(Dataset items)
-=-=-
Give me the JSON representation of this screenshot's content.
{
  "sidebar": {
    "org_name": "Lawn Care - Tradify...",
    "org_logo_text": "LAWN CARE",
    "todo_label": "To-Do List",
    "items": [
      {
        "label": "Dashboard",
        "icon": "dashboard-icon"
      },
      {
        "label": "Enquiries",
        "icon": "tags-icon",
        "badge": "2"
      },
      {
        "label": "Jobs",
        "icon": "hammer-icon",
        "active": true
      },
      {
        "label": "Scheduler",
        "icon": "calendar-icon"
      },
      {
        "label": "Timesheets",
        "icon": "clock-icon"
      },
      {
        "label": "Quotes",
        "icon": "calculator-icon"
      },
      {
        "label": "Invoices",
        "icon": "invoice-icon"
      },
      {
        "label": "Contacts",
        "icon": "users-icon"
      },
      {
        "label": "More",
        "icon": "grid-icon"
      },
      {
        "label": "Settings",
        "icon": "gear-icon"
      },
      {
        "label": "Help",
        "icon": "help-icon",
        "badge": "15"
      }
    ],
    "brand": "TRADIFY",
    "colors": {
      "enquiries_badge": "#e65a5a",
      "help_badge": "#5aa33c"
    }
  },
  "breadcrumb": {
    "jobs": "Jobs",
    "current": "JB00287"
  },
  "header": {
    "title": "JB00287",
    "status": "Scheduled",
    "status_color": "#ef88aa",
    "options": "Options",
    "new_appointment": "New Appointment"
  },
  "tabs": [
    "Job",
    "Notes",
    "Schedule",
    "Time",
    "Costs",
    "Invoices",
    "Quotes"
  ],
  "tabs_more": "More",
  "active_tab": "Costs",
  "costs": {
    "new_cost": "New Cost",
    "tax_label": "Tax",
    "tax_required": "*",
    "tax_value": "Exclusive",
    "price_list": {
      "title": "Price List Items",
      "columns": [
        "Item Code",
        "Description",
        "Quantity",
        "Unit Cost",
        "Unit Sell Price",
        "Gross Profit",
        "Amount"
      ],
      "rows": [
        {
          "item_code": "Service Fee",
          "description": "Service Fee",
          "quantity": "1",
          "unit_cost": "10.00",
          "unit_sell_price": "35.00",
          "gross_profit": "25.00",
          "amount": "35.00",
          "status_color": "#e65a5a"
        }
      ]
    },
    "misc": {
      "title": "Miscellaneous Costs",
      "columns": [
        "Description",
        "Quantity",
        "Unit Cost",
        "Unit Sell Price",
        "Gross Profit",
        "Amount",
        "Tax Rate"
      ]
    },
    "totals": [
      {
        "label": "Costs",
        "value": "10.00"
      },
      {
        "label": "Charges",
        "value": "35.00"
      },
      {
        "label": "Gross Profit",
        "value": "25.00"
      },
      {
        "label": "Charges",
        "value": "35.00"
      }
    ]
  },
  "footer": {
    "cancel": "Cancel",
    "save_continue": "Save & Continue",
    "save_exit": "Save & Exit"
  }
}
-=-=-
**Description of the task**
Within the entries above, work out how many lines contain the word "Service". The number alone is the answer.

**Your response**
2